Many people wrongly think that the police will deal with these isolated incidents. In reality, Notts police were criticised for their extremely racist stop and search profiling and Leicestershire cops were were highlighted for the racist way in which they policed the EDL demo in February.
Anti-fascism will only succeed if the wider struggle against racial and religious divisions within society is also strong. There is no point in beating off organised fascism while the seeds of its rebirth are being sown all around us.
2012 saw a long-awaited resurgence of confidence in street-level anti-fascism. This was in no small part due to an increased militancy of UAF in tackling the EDL but also thanks to the growth of the decentralised Anti-Fascist Network. Anti-fascists had a number of victories over the fading EDL, most notably in Walthamstow where they blocked the EDL’s march and the fascists had to be kettled for their own safety.
That said, there is still a lot of poor analysis in the broader anti-fascist movement which tends to see fascism as one element of “extremism”, a label which is as likely to include people fighting for freedom as fascists. This can lead to our movement being appropriated by populist politicians for their own ends. If anti-fascism is not also against our authoritarian, racist state then it doesn’t deserve the name.
There is also a tendency towards anti-working class prejudice in some quarters, with the EDL and co being mocked as thick simply because they don’t express themselves in a suitably Guardian-reading manner. Anti-fascism should be a grassroots movement welcoming of all those who are sick of the divisions in our communities not an elitist sneering club.
Locally, anti-fascists had a relatively low profile although a successful benefit gig for anti-fascist prisoners was held in Nottingham, the Lincoln Underground Collective hosted a discussion on anti-fascism and Leicester anti-fascists took action against a coach company used by the EDL. It is harder to mobilise against the fascists when they are weak and don’t seem to pose much of a threat but that is exactly what we need to do to if we really want to stamp them out. If we can’t beat them when they are weak we will have no chance by the time they are strong again.

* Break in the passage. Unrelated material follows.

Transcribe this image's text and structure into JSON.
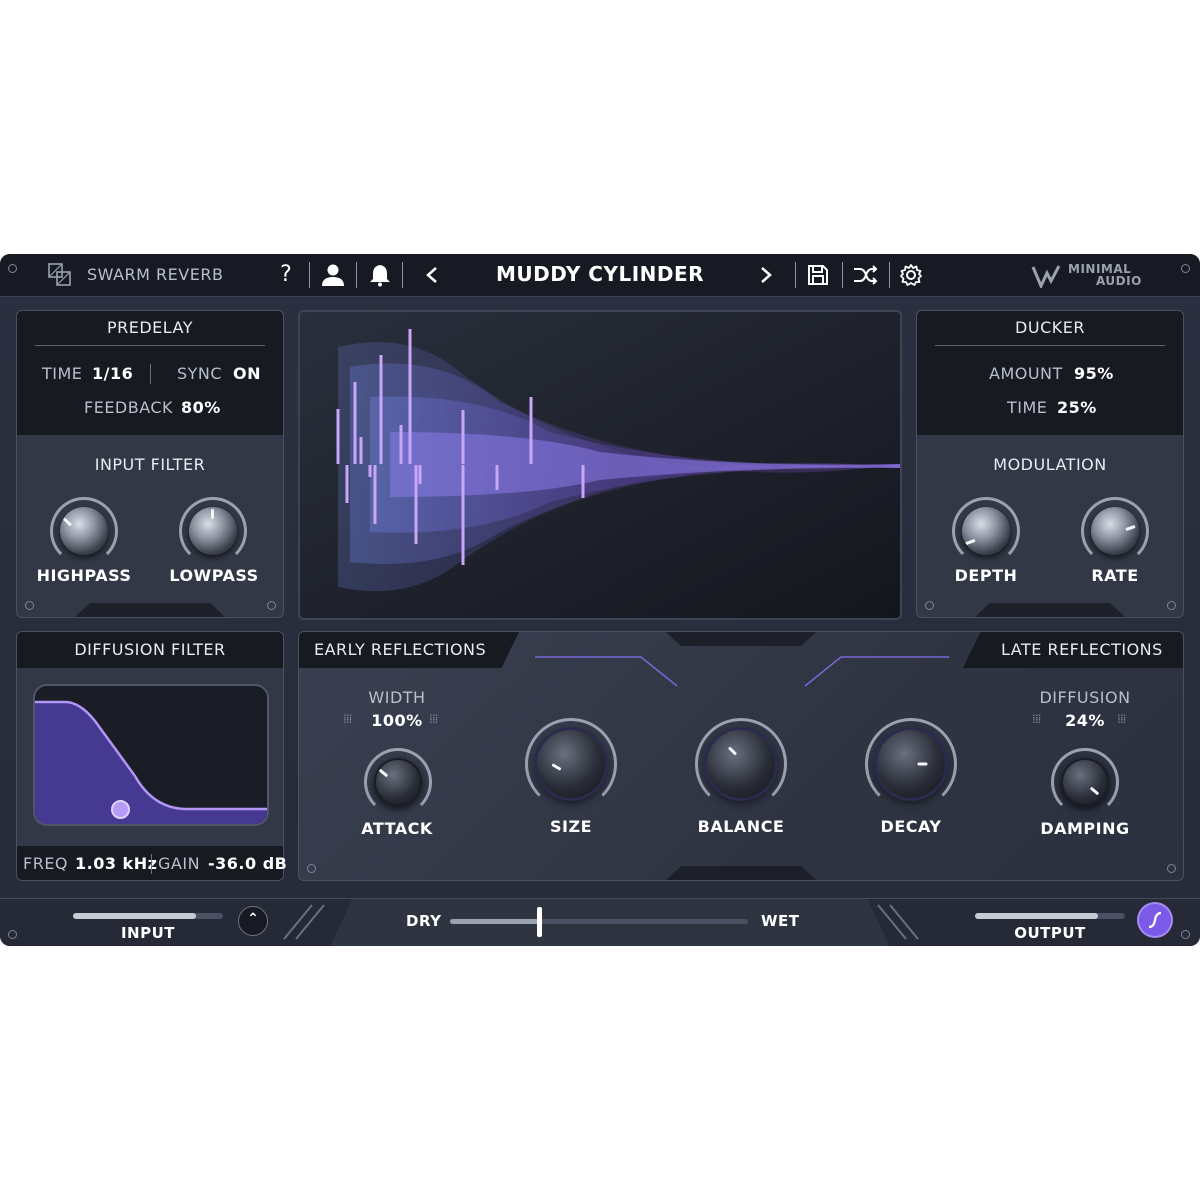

There is a lot to be done so support your local anti-fascist group and help build the Anti-Fascist Network.